Exercise
Your task is to copy every line below that contains the word "signature".

^^^^^^^^^^^^^^^^

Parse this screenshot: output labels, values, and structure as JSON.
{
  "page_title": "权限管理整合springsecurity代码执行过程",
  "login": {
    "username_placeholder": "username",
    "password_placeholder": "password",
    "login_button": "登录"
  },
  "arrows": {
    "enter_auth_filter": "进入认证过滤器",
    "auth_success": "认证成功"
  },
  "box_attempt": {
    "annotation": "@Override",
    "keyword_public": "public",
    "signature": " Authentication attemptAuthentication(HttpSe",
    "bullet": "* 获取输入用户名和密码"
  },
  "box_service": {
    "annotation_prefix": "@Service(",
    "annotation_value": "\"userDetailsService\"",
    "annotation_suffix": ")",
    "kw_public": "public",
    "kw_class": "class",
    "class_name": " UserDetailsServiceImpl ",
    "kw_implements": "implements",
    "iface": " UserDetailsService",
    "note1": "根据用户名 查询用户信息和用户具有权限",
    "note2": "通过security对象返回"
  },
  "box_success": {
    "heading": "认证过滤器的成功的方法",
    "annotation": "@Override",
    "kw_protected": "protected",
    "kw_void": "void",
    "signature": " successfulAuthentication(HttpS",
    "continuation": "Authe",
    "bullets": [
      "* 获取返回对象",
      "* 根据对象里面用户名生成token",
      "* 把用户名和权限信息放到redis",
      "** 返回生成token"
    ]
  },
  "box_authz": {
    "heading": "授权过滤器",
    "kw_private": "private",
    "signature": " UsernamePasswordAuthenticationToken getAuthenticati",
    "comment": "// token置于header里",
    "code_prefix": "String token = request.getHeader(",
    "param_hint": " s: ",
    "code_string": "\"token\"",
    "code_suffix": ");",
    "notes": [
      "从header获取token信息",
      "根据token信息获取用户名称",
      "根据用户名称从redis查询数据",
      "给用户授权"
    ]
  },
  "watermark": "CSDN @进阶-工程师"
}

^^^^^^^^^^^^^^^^

Task result
    "signature": " Authentication attemptAuthentication(HttpSe",
    "signature": " successfulAuthentication(HttpS",
    "signature": " UsernamePasswordAuthenticationToken getAuthenticati",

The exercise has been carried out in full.